Author of the article:Nelson BrancoPublishing date:Jun 05, 2017 • June 5, 2017 • 3 minute read
NEW YORK – Will Arnett admits his Netflix series hit a little too close to home.
Arnett, who co-created, wrote, directed and produced Flaked, plays 40-year-old alcoholic man-child Chip.
In an interview with The Hollywood Reporter last year, the die-hard Maple Leafs fan candidly admitted he fell off the wagon while shooting the dramedy loosely based on his life.
The fact that the first day of shooting coincided with his 15-year-anniversary of being sober and that he was still grappling with the end of his nine-year marriage to Amy Poehler didn’t help. (The former spouses have two boys together: Archibald, 9; and Abel, 6.)
Arnett said, “As I was writing all this s— [on Flaked] and I start shooting it, I started getting confused about where I was at. Hardly anybody knows this, but I started drinking again.”
Fast forward a year later: Postmedia Network caught up with Arnett in New York City to find out how he’s doing and what we can expect for Chip in season two of the underrated series, now streaming on Netflix.
The good news? It turns out there might be a happy ending for Arnett and Chip.
“Chip’s living this inauthentic life,” explains the Toronto native of his character. “He created this persona to avoid who he really was. He reinvented himself in Venice – a place which is perfect transform. Venice has rapidly changed over the past 15 years since I lived there. I thought it was a perfect backdrop for the character to explore himself. Everything seems sunny and nice but there’s (a dark underbelly) to it. We liked the idea of this kind of world and character intersecting.”
Since Flaked’s narrative was so personal and semi-autobiographical, does Arnett recommend turning pain and pathos into art? Did it save him money on therapy?
“It’s scary,” admits Arnett. “Especially when it’s relevant to your own life and you’re offering that kind of brutal honesty to an audience. But it’s not therapy. It’s the sloppiest form of therapy, to be honest. Sharing on Flaked wasn’t my original aim but I felt it was incumbent on me to be as honest as I could through this character.”
One of the reasons Arnett opened up to the press about his personal struggles was because of the show’s harsh reviews by critics.
He recounts, “I did it because I was angry at certain bulls— reviewers who will remain anonymous (coughs) – The Hollywood Reporter – (laughs) who said it wasn’t realistic. The bad reviews took exception with the fact that these middle-aged guys are riding around on their bikes dating 20-year-old girls in Venice. I said, ‘Hey man, you don’t know my experience. This actually happened. The people based on these characters still live like that.’ We weren’t condoning that kind of behaviour; we were just saying it happens (with lost people). We always knew we were going to see the flip side of their journey in season two. We see Chip really bottom out and then, he really starts to rebuild his life for the first time authentically. So I felt like, “OK, I’m going to be completely honest with the press and share my experience.” It was a little scary. I don’t necessarily enjoy talking about my life in a personal way. I’d much rather do so subtly through my characters.”

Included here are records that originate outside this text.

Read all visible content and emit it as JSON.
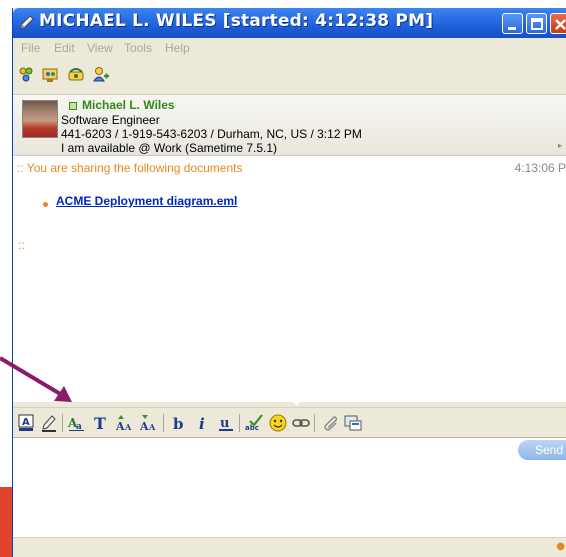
{
  "window": {
    "title": "MICHAEL L. WILES [started: 4:12:38 PM]",
    "title_icon": "pencil-icon",
    "controls": [
      "minimize-icon",
      "maximize-icon",
      "close-icon"
    ]
  },
  "menu": {
    "items": [
      "File",
      "Edit",
      "View",
      "Tools",
      "Help"
    ]
  },
  "toolbar": {
    "icons": [
      "invite-people-icon",
      "conference-icon",
      "phone-icon",
      "add-contact-icon"
    ]
  },
  "contact": {
    "name": "Michael L. Wiles",
    "title": "Software Engineer",
    "details": "441-6203 / 1-919-543-6203 / Durham, NC, US / 3:12 PM",
    "status": "I am available @ Work (Sametime 7.5.1)",
    "status_color": "#2f8a18"
  },
  "chat": {
    "system_message": ":: You are sharing the following documents",
    "timestamp": "4:13:06 P",
    "document_link": "ACME Deployment diagram.eml",
    "separator": "::"
  },
  "format_toolbar": {
    "tools": [
      "text-color-icon",
      "highlight-icon",
      "font-icon",
      "text-size-icon",
      "grow-font-icon",
      "shrink-font-icon",
      "bold-icon",
      "italic-icon",
      "underline-icon",
      "spell-check-icon",
      "emoticon-icon",
      "link-icon",
      "attach-icon",
      "screen-capture-icon"
    ]
  },
  "input": {
    "send_label": "Send"
  },
  "colors": {
    "titlebar": "#1c5bd6",
    "accent": "#e28a1e",
    "link": "#0026c4",
    "annotation_arrow": "#8b1a6b"
  }
}
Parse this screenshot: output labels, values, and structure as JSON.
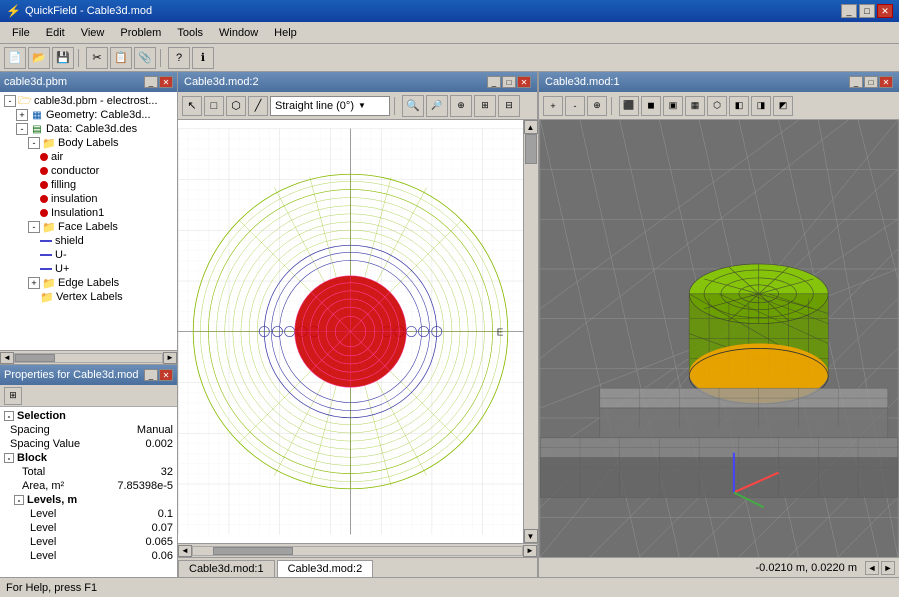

The 47-year-old also took issue with some who said the show wasn’t funny enough.
“We didn’t want it to be a straight comedy or drama,” he defends. “Some of the comedy is dry, yes. Our characters tell bad jokes to each other – and some viewers have said, ‘Why did you put that in? It’s not funny!’ But we wanted to show that people also tell bad jokes in real life. I don’t find it authentic when everyone is funny on TV and film. In real life, some of us tell bad jokes to relate to each other.”
Luckily, Arnett is back on a project everyone loves unconditionally. Arrested Development was green lit for a fifth season which will also stream on Netflix. But there is still some question if Flaked will be renewed for another season.
“If they want us to tell more about these characters, we definitely have more for a third season,” pitches Arnett. “It’s like an indie film told over multiple episodes. We’re making a show we want to watch – it’s not for everyone.”